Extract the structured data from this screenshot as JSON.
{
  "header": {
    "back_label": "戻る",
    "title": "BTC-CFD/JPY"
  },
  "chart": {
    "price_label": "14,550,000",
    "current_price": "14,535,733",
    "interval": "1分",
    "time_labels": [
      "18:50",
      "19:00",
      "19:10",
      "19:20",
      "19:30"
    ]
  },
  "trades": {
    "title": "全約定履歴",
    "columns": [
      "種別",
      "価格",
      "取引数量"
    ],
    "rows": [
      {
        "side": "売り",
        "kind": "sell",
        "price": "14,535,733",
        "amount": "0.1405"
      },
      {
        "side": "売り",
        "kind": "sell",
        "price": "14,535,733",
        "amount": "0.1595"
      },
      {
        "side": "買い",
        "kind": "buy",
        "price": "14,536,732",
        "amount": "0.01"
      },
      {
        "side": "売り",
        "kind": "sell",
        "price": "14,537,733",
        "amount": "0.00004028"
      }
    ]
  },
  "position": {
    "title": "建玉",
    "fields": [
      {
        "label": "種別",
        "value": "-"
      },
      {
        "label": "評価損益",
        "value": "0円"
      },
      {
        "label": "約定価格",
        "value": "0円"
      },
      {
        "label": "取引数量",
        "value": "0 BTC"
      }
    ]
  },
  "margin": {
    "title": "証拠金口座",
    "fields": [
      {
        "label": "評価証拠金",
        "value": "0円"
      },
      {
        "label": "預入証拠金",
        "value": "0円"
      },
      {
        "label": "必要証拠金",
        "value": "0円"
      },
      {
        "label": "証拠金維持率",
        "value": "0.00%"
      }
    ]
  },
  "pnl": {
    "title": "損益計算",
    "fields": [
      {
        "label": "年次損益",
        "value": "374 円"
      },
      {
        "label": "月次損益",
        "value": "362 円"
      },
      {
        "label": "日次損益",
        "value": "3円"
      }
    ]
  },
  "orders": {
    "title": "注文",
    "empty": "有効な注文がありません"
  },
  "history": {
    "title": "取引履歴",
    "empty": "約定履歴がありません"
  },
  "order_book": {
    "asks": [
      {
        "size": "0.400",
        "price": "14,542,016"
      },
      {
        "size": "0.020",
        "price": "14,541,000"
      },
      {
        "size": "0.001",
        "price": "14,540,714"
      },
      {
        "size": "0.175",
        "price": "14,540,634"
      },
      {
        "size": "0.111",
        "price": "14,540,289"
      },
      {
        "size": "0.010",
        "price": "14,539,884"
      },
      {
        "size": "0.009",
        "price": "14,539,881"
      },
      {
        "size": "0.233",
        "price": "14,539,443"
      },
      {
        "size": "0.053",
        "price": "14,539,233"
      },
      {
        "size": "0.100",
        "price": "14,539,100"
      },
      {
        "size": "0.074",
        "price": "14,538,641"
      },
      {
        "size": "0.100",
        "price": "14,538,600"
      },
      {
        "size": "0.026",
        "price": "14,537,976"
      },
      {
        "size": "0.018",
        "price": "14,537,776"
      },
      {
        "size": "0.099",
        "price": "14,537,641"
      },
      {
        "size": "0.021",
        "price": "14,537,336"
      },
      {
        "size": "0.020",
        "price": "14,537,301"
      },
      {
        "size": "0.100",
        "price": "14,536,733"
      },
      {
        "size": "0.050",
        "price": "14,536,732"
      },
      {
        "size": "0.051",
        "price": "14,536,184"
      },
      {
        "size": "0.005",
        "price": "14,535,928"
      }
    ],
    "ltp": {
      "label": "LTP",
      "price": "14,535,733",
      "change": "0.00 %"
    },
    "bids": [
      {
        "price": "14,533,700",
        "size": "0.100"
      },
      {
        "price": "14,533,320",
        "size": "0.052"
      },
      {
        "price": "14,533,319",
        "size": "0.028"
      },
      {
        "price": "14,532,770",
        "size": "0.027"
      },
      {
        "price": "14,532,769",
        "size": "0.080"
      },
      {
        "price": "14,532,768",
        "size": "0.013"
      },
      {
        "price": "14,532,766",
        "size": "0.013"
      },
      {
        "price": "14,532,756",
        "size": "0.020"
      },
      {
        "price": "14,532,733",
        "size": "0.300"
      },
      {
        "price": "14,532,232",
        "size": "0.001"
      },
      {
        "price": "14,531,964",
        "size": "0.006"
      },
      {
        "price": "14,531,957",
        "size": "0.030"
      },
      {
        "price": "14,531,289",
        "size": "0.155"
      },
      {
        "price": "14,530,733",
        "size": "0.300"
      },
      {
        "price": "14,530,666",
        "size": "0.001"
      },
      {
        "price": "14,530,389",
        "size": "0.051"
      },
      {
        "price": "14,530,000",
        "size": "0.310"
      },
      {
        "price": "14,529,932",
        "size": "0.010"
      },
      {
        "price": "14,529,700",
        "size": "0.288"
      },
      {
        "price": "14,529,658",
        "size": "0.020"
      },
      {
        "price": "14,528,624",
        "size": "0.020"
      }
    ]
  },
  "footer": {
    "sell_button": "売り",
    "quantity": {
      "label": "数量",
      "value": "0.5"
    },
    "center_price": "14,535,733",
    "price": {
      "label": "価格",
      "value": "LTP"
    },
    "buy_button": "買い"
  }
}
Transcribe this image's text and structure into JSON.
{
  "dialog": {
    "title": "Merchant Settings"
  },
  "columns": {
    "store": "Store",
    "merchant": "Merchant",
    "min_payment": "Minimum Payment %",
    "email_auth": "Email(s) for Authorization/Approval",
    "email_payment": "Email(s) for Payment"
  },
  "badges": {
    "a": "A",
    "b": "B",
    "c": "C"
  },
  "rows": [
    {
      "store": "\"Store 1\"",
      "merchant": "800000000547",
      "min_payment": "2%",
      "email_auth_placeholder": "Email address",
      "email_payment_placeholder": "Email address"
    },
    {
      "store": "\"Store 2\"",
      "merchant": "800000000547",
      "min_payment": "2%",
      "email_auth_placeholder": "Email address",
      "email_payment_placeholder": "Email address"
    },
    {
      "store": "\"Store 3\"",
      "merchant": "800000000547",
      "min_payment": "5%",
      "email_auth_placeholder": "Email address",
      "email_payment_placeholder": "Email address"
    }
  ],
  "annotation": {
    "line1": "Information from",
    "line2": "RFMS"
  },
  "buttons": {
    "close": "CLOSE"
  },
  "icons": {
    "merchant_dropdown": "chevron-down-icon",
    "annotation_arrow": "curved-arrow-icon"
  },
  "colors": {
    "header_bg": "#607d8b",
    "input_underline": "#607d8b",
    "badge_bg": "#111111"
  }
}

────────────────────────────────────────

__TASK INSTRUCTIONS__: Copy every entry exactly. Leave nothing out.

__PROBLEM SOLUTION__:
Extract the structured data from this screenshot as JSON.
{
  "header": {
    "back_label": "戻る",
    "title": "BTC-CFD/JPY"
  },
  "chart": {
    "price_label": "14,550,000",
    "current_price": "14,535,733",
    "interval": "1分",
    "time_labels": [
      "18:50",
      "19:00",
      "19:10",
      "19:20",
      "19:30"
    ]
  },
  "trades": {
    "title": "全約定履歴",
    "columns": [
      "種別",
      "価格",
      "取引数量"
    ],
    "rows": [
      {
        "side": "売り",
        "kind": "sell",
        "price": "14,535,733",
        "amount": "0.1405"
      },
      {
        "side": "売り",
        "kind": "sell",
        "price": "14,535,733",
        "amount": "0.1595"
      },
      {
        "side": "買い",
        "kind": "buy",
        "price": "14,536,732",
        "amount": "0.01"
      },
      {
        "side": "売り",
        "kind": "sell",
        "price": "14,537,733",
        "amount": "0.00004028"
      }
    ]
  },
  "position": {
    "title": "建玉",
    "fields": [
      {
        "label": "種別",
        "value": "-"
      },
      {
        "label": "評価損益",
        "value": "0円"
      },
      {
        "label": "約定価格",
        "value": "0円"
      },
      {
        "label": "取引数量",
        "value": "0 BTC"
      }
    ]
  },
  "margin": {
    "title": "証拠金口座",
    "fields": [
      {
        "label": "評価証拠金",
        "value": "0円"
      },
      {
        "label": "預入証拠金",
        "value": "0円"
      },
      {
        "label": "必要証拠金",
        "value": "0円"
      },
      {
        "label": "証拠金維持率",
        "value": "0.00%"
      }
    ]
  },
  "pnl": {
    "title": "損益計算",
    "fields": [
      {
        "label": "年次損益",
        "value": "374 円"
      },
      {
        "label": "月次損益",
        "value": "362 円"
      },
      {
        "label": "日次損益",
        "value": "3円"
      }
    ]
  },
  "orders": {
    "title": "注文",
    "empty": "有効な注文がありません"
  },
  "history": {
    "title": "取引履歴",
    "empty": "約定履歴がありません"
  },
  "order_book": {
    "asks": [
      {
        "size": "0.400",
        "price": "14,542,016"
      },
      {
        "size": "0.020",
        "price": "14,541,000"
      },
      {
        "size": "0.001",
        "price": "14,540,714"
      },
      {
        "size": "0.175",
        "price": "14,540,634"
      },
      {
        "size": "0.111",
        "price": "14,540,289"
      },
      {
        "size": "0.010",
        "price": "14,539,884"
      },
      {
        "size": "0.009",
        "price": "14,539,881"
      },
      {
        "size": "0.233",
        "price": "14,539,443"
      },
      {
        "size": "0.053",
        "price": "14,539,233"
      },
      {
        "size": "0.100",
        "price": "14,539,100"
      },
      {
        "size": "0.074",
        "price": "14,538,641"
      },
      {
        "size": "0.100",
        "price": "14,538,600"
      },
      {
        "size": "0.026",
        "price": "14,537,976"
      },
      {
        "size": "0.018",
        "price": "14,537,776"
      },
      {
        "size": "0.099",
        "price": "14,537,641"
      },
      {
        "size": "0.021",
        "price": "14,537,336"
      },
      {
        "size": "0.020",
        "price": "14,537,301"
      },
      {
        "size": "0.100",
        "price": "14,536,733"
      },
      {
        "size": "0.050",
        "price": "14,536,732"
      },
      {
        "size": "0.051",
        "price": "14,536,184"
      },
      {
        "size": "0.005",
        "price": "14,535,928"
      }
    ],
    "ltp": {
      "label": "LTP",
      "price": "14,535,733",
      "change": "0.00 %"
    },
    "bids": [
      {
        "price": "14,533,700",
        "size": "0.100"
      },
      {
        "price": "14,533,320",
        "size": "0.052"
      },
      {
        "price": "14,533,319",
        "size": "0.028"
      },
      {
        "price": "14,532,770",
        "size": "0.027"
      },
      {
        "price": "14,532,769",
        "size": "0.080"
      },
      {
        "price": "14,532,768",
        "size": "0.013"
      },
      {
        "price": "14,532,766",
        "size": "0.013"
      },
      {
        "price": "14,532,756",
        "size": "0.020"
      },
      {
        "price": "14,532,733",
        "size": "0.300"
      },
      {
        "price": "14,532,232",
        "size": "0.001"
      },
      {
        "price": "14,531,964",
        "size": "0.006"
      },
      {
        "price": "14,531,957",
        "size": "0.030"
      },
      {
        "price": "14,531,289",
        "size": "0.155"
      },
      {
        "price": "14,530,733",
        "size": "0.300"
      },
      {
        "price": "14,530,666",
        "size": "0.001"
      },
      {
        "price": "14,530,389",
        "size": "0.051"
      },
      {
        "price": "14,530,000",
        "size": "0.310"
      },
      {
        "price": "14,529,932",
        "size": "0.010"
      },
      {
        "price": "14,529,700",
        "size": "0.288"
      },
      {
        "price": "14,529,658",
        "size": "0.020"
      },
      {
        "price": "14,528,624",
        "size": "0.020"
      }
    ]
  },
  "footer": {
    "sell_button": "売り",
    "quantity": {
      "label": "数量",
      "value": "0.5"
    },
    "center_price": "14,535,733",
    "price": {
      "label": "価格",
      "value": "LTP"
    },
    "buy_button": "買い"
  }
}
Transcribe this image's text and structure into JSON.
{
  "dialog": {
    "title": "Merchant Settings"
  },
  "columns": {
    "store": "Store",
    "merchant": "Merchant",
    "min_payment": "Minimum Payment %",
    "email_auth": "Email(s) for Authorization/Approval",
    "email_payment": "Email(s) for Payment"
  },
  "badges": {
    "a": "A",
    "b": "B",
    "c": "C"
  },
  "rows": [
    {
      "store": "\"Store 1\"",
      "merchant": "800000000547",
      "min_payment": "2%",
      "email_auth_placeholder": "Email address",
      "email_payment_placeholder": "Email address"
    },
    {
      "store": "\"Store 2\"",
      "merchant": "800000000547",
      "min_payment": "2%",
      "email_auth_placeholder": "Email address",
      "email_payment_placeholder": "Email address"
    },
    {
      "store": "\"Store 3\"",
      "merchant": "800000000547",
      "min_payment": "5%",
      "email_auth_placeholder": "Email address",
      "email_payment_placeholder": "Email address"
    }
  ],
  "annotation": {
    "line1": "Information from",
    "line2": "RFMS"
  },
  "buttons": {
    "close": "CLOSE"
  },
  "icons": {
    "merchant_dropdown": "chevron-down-icon",
    "annotation_arrow": "curved-arrow-icon"
  },
  "colors": {
    "header_bg": "#607d8b",
    "input_underline": "#607d8b",
    "badge_bg": "#111111"
  }
}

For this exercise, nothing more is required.